a million people on that beach in Barcelona,
so many outfits and towels and umbrellas.
And your note’s wry:
“The cyber café has the cheapest postcards.”
It’s different these days, even a little eerie
that a postcard can be from a life
lived two weeks ago—now that the internet
has made the past and present one.
And Instagram and Tumblr together
are like the Big Bang:
you’re everywhere at once in Spain,
with a toothache at the pharmacy,
sipping an icy lemonade in a park
then dipping your bandana in the fountain,
finding the darkness in you
is Goya’s. But I’m so glad you wrote,
and thought to share: thank you.
Yes, I’m mostly recovered, the family’s well—
though no one understands Aunt Martha any more,
which has an upside;
you know what Aunt Martha can be like.
I appreciate your thoughtfulness.
Thanks to you, I see again
the face of the clerk at the post office
in the tenderness of her hijab,
how perfectly her sigh made her lips purse
when she smiled at my awful Spanish
and counted out my change
slowly, in impeccable English,
as though I were no smarter
than her stapler. But she liked me,
I could tell: our moment was simple,
irrespective of her politics or mine.
I have been thinking a lot about the light
I glimpsed in her kind irony,
as though I could see
the unflickering living candle of her.
She liked that I was mailing myself a postcard.


I lay on the cream shag carpet with my brother
and argue what a kobold is, and is not. I am nine.
Behind the oblong dresser in the basement
is a white stub of chalk with a wolf spider
crouching on it. It does not know I am about to pick it up.

When I am twenty-one, I clutch a cold ten dollar bill.
The gas attendant has a gold tooth.
Says, what are you all dressed up for, missy.
I smooth the gray wool of my bridge coat.
A bell chimes and my shoulder blades flinch.
I cannot see the snowflakes melting into my cuffs.
No eyes watch my body shuffle back to the car
across the ice, no witnesses.

Years later, a lover’s shadow traipses diagonally
across the floor of the limehouse. He’s just told me
he didn’t fall in love with me. The moon in splinters
across stack piles of buildings.
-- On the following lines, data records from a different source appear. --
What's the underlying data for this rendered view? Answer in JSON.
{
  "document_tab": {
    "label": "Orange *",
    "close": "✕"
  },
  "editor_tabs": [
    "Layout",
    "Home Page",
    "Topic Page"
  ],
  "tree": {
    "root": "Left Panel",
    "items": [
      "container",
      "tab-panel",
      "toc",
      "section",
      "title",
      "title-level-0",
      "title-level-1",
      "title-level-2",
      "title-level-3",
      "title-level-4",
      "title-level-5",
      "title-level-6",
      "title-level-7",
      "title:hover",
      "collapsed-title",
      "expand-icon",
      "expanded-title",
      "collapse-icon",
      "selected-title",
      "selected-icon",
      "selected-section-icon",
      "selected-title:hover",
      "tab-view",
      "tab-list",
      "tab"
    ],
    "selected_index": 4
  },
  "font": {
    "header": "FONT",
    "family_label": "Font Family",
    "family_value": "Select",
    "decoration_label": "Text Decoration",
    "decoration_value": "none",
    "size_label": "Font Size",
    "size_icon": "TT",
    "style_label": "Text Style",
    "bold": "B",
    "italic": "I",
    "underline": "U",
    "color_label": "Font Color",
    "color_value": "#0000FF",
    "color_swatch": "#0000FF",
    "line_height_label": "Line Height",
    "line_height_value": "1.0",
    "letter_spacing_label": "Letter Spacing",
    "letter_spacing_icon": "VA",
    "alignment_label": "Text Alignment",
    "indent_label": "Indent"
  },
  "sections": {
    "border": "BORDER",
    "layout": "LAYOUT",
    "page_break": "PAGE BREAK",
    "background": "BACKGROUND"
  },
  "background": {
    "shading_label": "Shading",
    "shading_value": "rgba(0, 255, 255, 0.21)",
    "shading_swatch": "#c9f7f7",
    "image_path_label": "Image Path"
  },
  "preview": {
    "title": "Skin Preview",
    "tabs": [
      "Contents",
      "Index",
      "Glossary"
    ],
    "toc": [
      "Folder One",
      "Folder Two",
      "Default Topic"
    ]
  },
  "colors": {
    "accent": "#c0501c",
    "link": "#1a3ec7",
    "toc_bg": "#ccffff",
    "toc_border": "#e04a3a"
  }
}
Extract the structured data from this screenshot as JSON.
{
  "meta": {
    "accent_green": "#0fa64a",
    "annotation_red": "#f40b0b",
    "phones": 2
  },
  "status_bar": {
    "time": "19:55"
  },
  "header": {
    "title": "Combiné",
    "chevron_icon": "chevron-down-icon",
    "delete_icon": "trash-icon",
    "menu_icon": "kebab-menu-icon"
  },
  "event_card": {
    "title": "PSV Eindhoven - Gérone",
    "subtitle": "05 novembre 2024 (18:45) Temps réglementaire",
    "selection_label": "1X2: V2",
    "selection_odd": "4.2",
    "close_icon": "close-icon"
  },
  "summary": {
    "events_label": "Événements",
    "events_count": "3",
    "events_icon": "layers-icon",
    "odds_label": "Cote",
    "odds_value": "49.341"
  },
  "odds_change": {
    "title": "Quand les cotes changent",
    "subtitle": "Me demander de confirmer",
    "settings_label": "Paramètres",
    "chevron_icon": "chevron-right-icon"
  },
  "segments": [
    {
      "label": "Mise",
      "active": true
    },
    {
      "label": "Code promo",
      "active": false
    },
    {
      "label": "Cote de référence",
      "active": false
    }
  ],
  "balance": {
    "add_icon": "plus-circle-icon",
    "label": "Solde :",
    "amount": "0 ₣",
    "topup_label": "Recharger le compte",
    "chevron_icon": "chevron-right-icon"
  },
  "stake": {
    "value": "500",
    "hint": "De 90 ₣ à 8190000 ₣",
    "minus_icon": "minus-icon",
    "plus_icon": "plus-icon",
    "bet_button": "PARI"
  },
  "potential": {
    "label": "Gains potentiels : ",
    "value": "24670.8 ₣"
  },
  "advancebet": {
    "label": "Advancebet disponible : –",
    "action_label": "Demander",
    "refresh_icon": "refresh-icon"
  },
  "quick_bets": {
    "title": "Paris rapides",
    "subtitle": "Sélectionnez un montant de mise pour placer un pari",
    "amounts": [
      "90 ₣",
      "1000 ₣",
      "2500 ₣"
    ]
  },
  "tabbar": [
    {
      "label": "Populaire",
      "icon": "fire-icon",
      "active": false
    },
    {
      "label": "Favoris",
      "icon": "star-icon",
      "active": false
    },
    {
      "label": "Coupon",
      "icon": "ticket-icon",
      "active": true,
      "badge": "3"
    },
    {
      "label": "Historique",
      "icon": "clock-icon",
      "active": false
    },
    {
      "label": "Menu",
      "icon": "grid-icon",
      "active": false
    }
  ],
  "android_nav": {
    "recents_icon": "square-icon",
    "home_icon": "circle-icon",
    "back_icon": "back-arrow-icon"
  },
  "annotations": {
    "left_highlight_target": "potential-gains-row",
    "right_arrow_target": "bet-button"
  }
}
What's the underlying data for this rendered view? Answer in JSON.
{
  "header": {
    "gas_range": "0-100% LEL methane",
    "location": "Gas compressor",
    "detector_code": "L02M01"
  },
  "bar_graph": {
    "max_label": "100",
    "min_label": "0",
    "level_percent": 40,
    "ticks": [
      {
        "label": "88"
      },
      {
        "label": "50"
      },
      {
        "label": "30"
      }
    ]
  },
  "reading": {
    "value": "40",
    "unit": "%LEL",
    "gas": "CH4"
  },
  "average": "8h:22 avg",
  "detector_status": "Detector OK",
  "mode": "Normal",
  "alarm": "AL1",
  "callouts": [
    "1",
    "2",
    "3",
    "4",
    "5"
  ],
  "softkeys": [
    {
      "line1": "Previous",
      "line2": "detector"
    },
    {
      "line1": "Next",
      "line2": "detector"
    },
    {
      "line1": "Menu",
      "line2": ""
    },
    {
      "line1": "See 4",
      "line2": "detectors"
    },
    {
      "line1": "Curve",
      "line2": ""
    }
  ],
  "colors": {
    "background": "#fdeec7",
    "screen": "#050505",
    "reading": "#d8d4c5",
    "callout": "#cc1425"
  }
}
I open his refrigerator,
gulp milk from a glass bottle.
There is nothing left for me to do.

My brother has been dead for nine years. A kobold:
a kind of sprite with thin, ivy-colored arms.
See, he is not here to dispute this.
This is what I think when the lover asks why I am
so quiet. My body shaped like a C at the foot of his bed.
My fingers coiled in blankets. Thick and coconut white.
I miss everything. View Larger

I lay on the cream shag carpet with my brother

and argue what a kobold is, and is not. I am nine.

Behind the oblong dresser in the basement

is a white stub of chalk with a wolf spider

crouching on it. It does not know I am about to pick it up.

When I am twenty-one, I clutch a cold ten dollar bill.

The gas attendant has a gold tooth.

Says, what are you all dressed up for, missy.

I smooth the gray wool of my bridge coat.

A bell chimes and my shoulder blades flinch.

I cannot see the snowflakes melting into my cuffs.

No eyes watch my body shuffle back to the car

across the ice, no witnesses.

Years later, a lover’s shadow traipses diagonally

across the floor of the limehouse. He’s just told me

he didn’t fall in love with me. The moon in splinters

across stack piles of buildings. I open his refrigerator,

gulp milk from a glass bottle.

There is nothing left for me to do.

My brother has been dead for nine years. A kobold:

a kind of sprite with thin, ivy-colored arms.

See, he is not here to dispute this.

This is what I think when the lover asks why I am

so quiet. My body shaped like a C at the foot of his bed.

My fingers coiled in blankets. Thick and coconut white.

I miss everything.